Ryan Reynolds and Blake Lively Donate $250K in Support of Indigenous Students in Canada
The donation will help Indigenous post-secondary students grow their careers.
Celebrity couple Ryan Reynolds and Blake Lively have made a donation of $250,000 to help Indigenous post-secondary students access better career opportunities in Canada.
The funding will go towards Influence Mentoring Society, a Calgary-based organization that connects Indigenous youth to professional mentors in an effort to strengthen relationships and enhance cultural understanding between Indigenous and non-Indigenous Canadians.
Although not all mentors are Indigenous, the organization prides itself on a “two-way mentoring model” based on First Nations’ principles of kinship and the values enshrined in the Truth and Reconciliation Commission — a governmental institution that seeks to redress the grim legacy of residential schools.
In a press release posted on Tuesday, Influence Mentoring Society Chairperson Colby Delorme thanked the pair for their contribution.
He added that Reynolds’ and Lively’s donation would strongly benefit the mentorship program, which he said was designed to bridge representational gaps in the private sector.
“Eliminating these gaps and ultimately increasing Indigenous representation in the private sector, including in management and executive positions, should be a shared journey,” Delorme said. “We are incredibly grateful to Ryan and Blake for their generous donation of $250,000. This speaks not only to having the resources available to support Indigenous youth, but also is a signal of true reconciliation between Indigenous and non-Indigenous Canadians.”
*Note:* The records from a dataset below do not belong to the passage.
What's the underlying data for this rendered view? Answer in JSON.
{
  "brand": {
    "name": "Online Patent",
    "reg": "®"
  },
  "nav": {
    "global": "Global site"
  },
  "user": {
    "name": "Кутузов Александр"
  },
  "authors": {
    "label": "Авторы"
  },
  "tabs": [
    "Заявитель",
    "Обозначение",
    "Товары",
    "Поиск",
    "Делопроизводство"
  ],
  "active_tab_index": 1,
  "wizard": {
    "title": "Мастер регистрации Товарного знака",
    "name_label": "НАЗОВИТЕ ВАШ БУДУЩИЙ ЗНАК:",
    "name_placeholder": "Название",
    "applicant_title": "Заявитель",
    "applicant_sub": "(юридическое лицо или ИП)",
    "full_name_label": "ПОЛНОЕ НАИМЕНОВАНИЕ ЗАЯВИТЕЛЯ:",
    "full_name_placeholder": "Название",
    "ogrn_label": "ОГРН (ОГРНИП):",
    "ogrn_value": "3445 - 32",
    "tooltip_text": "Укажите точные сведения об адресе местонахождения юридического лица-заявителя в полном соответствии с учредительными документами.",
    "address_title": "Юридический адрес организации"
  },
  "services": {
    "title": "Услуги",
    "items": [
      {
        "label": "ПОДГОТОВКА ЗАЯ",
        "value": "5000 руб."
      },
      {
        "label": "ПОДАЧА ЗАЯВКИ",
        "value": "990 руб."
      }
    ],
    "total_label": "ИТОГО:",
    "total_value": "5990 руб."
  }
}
According to a recent study conducted by Statistics Canada, 60% of Indigenous people pursue careers in privately owned companies, but only 5% make it to managerial positions. Researchers also found that high-earning positions were less readily accessible to Indigenous professionals than to their non-Indigenous counterparts — a trend that is attributed to deep-seated inequities within the Canadian education system itself.
In the long run, addressing these structural barriers would not only help students advance their careers, but it could also lift the 25% of Indigenous people currently living below the poverty line. Experts argue that educational attainment is one of the best means at our disposal to achieve equity across all levels of society.
Reynolds and Lively have supported various charitable causes throughout the years, with previous donations to Indigenous groups across Canada and organizations such as the Ottawa Food Bank and Covenant House, among others.
“We are so happy to support the Influence Mentoring program that will help Indigenous youth in Canada, who are trying to successfully complete their post-secondary pursuits and enter the job market for the first time,” the pair said. “All too often, diverse groups are left behind in the things we take for granted. This program aims to rectify that imbalance.”